Hirt: The AI helps with quickly and accurately selecting various botanicals. We work with a so-called recurrent neural network. This basically works like the neurons in the human brain.
Except the machine can’t smell or taste, so how can it tell which botanicals are good?
Hirt: We have taught the machine many things. There is a large database in a recurrent neural network. We have stored thousands of possible ingredients and described the individual botanicals. When we ask the AI to write a recipe, it selects botanicals from this database based on the information stored within it and then it makes a recipe suggestion. We, as human experts, read this suggestion and respond with a ‘yes’ or ‘no’. If we say ‘no’, the AI tries again, but it remembers what we said – what didn’t work – when making the next suggestion. Then we make a decision on its next suggestion. The machine learns with every recipe rejection.

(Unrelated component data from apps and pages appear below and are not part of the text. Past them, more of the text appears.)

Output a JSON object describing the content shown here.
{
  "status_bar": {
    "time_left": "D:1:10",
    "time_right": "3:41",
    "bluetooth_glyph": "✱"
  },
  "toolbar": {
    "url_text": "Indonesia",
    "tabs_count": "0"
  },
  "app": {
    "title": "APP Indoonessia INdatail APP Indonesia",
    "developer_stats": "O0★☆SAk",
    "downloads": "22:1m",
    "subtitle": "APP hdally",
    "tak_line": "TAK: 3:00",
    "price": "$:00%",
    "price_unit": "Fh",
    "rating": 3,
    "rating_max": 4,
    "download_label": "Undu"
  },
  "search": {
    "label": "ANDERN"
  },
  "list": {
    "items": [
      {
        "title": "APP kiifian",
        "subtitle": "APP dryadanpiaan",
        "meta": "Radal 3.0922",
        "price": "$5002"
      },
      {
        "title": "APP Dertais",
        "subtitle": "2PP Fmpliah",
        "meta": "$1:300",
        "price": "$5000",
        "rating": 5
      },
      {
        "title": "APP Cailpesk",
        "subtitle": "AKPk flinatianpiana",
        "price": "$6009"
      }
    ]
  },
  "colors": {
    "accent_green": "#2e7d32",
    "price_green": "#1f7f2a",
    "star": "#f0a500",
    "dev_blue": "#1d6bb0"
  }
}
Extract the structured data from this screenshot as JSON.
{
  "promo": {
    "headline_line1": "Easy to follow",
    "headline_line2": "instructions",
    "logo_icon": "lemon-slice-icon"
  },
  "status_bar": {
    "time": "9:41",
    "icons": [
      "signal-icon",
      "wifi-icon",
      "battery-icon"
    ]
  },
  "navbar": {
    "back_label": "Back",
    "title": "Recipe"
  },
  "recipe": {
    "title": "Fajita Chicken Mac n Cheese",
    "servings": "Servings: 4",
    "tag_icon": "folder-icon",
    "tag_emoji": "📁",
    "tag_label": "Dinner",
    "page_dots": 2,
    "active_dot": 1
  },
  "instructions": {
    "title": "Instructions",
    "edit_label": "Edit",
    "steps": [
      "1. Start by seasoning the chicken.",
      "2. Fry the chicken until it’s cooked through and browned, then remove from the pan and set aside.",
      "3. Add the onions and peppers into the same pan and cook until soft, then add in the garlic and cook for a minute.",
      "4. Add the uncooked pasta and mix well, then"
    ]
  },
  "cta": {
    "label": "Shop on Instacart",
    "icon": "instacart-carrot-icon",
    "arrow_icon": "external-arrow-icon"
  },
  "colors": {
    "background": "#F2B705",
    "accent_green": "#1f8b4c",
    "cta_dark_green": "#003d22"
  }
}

That sounds like a lot of effort and not really an acceleration of the creative process.
Hirt: It all happened within two months. The most laborious part was the creation of the database. Now that the machine is trained, it only suggests useful recipes. We had it write five recipes, and we produced samples of the best three of these – the resulting gins were all good.
Does that mean that, from now on, the AI will always write your new gin recipes?
Hirt: No! We only used the AI for producing Monker’s Garkel, and haven’t used it since. We don't have any concrete plans for using it. Nevertheless, the potential isn’t to be scoffed at: the way we used artificial intelligence in our distillery, for product development, as a creative member of our team, was very useful. In brainstorming sessions, the AI can provide valuable input with interesting ideas. But of course, in the end, the actual production of a successful new product only works with real people.
The master blender and the AI whisky
Angela D'Orazio, master blender at Swedish whisky-maker Mackmyra, teamed up with AI experts from Microsoft and the Finnish machine learning company Fourkind in the spring of 2019 to create a whisky using a computer programme – the first ever AI whisky.
Ms Orazio, please tell us a little about yourself.
Orazio: I’ve been working in the whisky industry for 27 years, and specifically as a whisky blender since 2005. It is a marvellous and very creative job. You can use all your senses. I also have to have an overview of the whole distillery, knowing every single cask at all times. There’s a lot of planning work involved in keeping everything organised, knowing exactly when each whisky will be however old, and so on.
So, your job requires experience, creativity and all your senses – skills that I would assume a machine would never have.
Orazio: That's right. We had to feed the machine with data first. For months, we fed the computer programme with a number of parameters: barrel types, age of the whiskies inside, finishes, different types of distillation. As a Swedish company, we are not as bound by tradition as our Scottish colleagues, so we can be very creative in making whisky. We sometimes work with Swedish oak, sometimes with American oak, sometimes with our own yeasts, etc. We also entered reviews and prices into the programme, as well as all the opinions people had about our whiskies.
The machine has developed taste, so to speak?
But isn't a whisky going to be automatically more mainstream if the AI's taste is based on what has already proven to be particularly popular?
Orazio: Well, the AI only makes suggestions. There has to be a person there, as mentor and supervisor. The person makes the decisions, not the AI. The machine can process questions, but at the end of the day it is a tool used by the person who controls it. So, my experience and my senses were important throughout the process. The AI was my tool, my assistant.
So, honestly, does it bring a great benefit?
Orazio: I can only speculate here, but I suppose if I were to use this programme regularly – which I don't – and someone could predefine the parameters that are important to me, then the AI would probably be able to provide reliable help to me and speed up the process of creating a new product.